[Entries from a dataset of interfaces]
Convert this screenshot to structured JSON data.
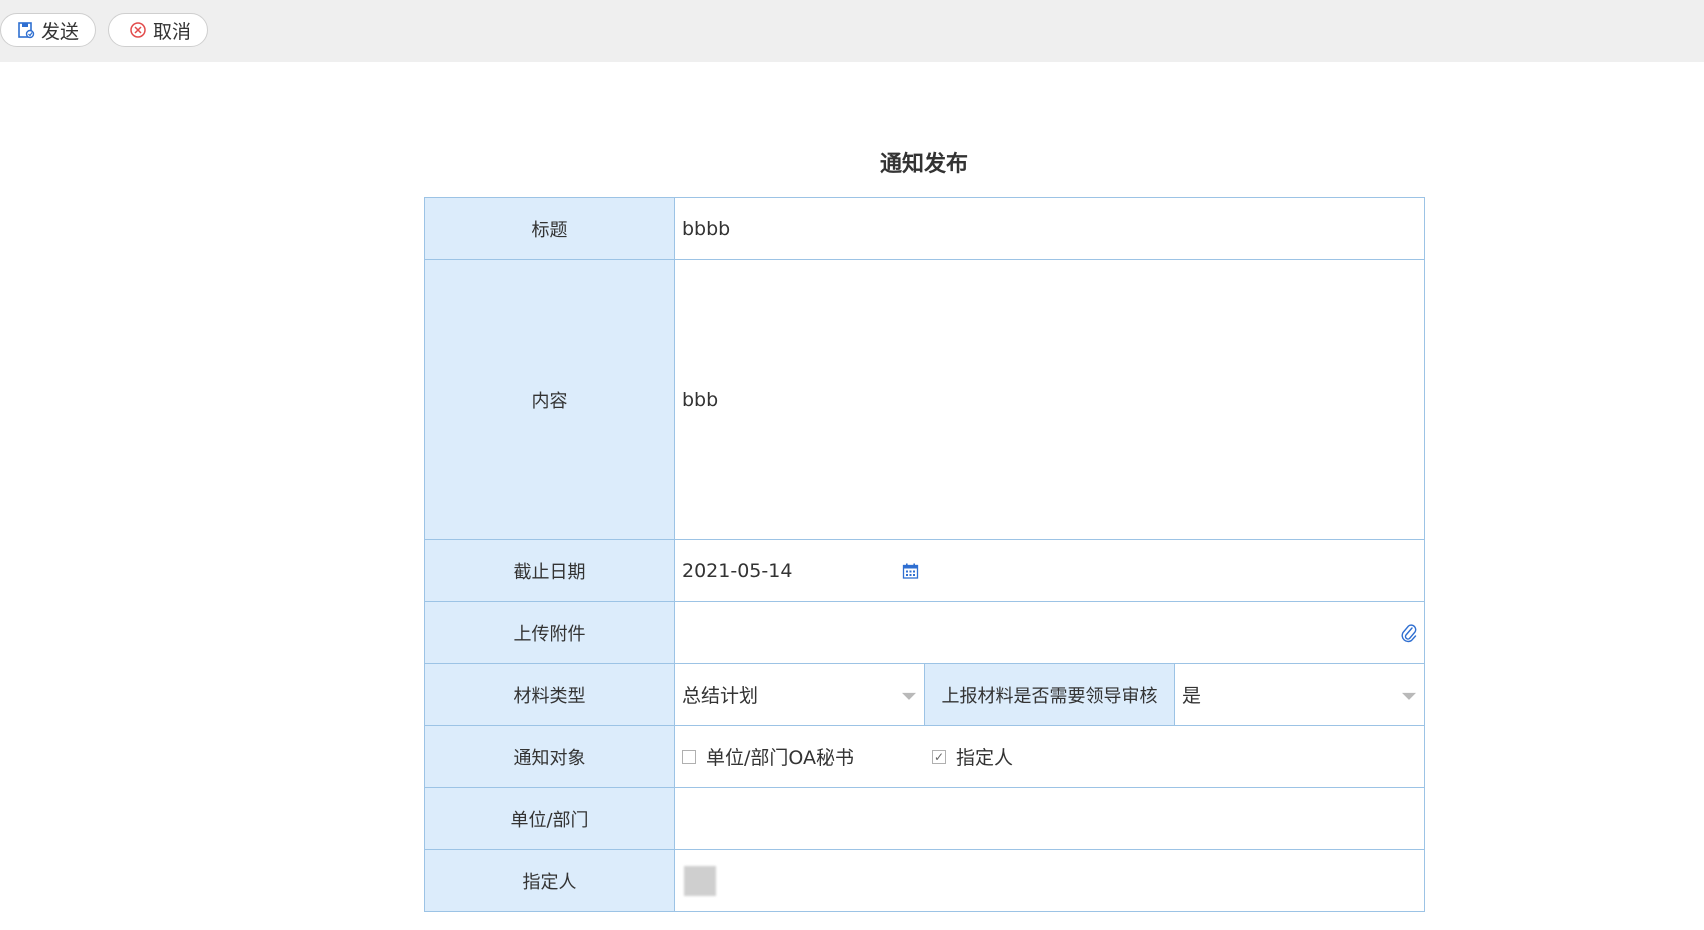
{
  "toolbar": {
    "send_label": "发送",
    "cancel_label": "取消"
  },
  "form": {
    "title": "通知发布",
    "rows": {
      "title_label": "标题",
      "title_value": "bbbb",
      "content_label": "内容",
      "content_value": "bbb",
      "deadline_label": "截止日期",
      "deadline_value": "2021-05-14",
      "attachment_label": "上传附件",
      "material_type_label": "材料类型",
      "material_type_value": "总结计划",
      "review_label": "上报材料是否需要领导审核",
      "review_value": "是",
      "notify_target_label": "通知对象",
      "notify_option_1": "单位/部门OA秘书",
      "notify_option_1_checked": false,
      "notify_option_2": "指定人",
      "notify_option_2_checked": true,
      "unit_label": "单位/部门",
      "assignee_label": "指定人"
    }
  },
  "colors": {
    "label_bg": "#dcecfb",
    "border": "#9cc3e5",
    "accent": "#2f6fd1"
  },
  "icons": [
    "save-icon",
    "cancel-icon",
    "calendar-icon",
    "paperclip-icon",
    "dropdown-caret-icon",
    "checkbox-icon"
  ]
}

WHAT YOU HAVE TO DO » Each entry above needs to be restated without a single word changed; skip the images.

ANSWER TO THE EXERCISE »
Convert this screenshot to structured JSON data.
{
  "toolbar": {
    "send_label": "发送",
    "cancel_label": "取消"
  },
  "form": {
    "title": "通知发布",
    "rows": {
      "title_label": "标题",
      "title_value": "bbbb",
      "content_label": "内容",
      "content_value": "bbb",
      "deadline_label": "截止日期",
      "deadline_value": "2021-05-14",
      "attachment_label": "上传附件",
      "material_type_label": "材料类型",
      "material_type_value": "总结计划",
      "review_label": "上报材料是否需要领导审核",
      "review_value": "是",
      "notify_target_label": "通知对象",
      "notify_option_1": "单位/部门OA秘书",
      "notify_option_1_checked": false,
      "notify_option_2": "指定人",
      "notify_option_2_checked": true,
      "unit_label": "单位/部门",
      "assignee_label": "指定人"
    }
  },
  "colors": {
    "label_bg": "#dcecfb",
    "border": "#9cc3e5",
    "accent": "#2f6fd1"
  },
  "icons": [
    "save-icon",
    "cancel-icon",
    "calendar-icon",
    "paperclip-icon",
    "dropdown-caret-icon",
    "checkbox-icon"
  ]
}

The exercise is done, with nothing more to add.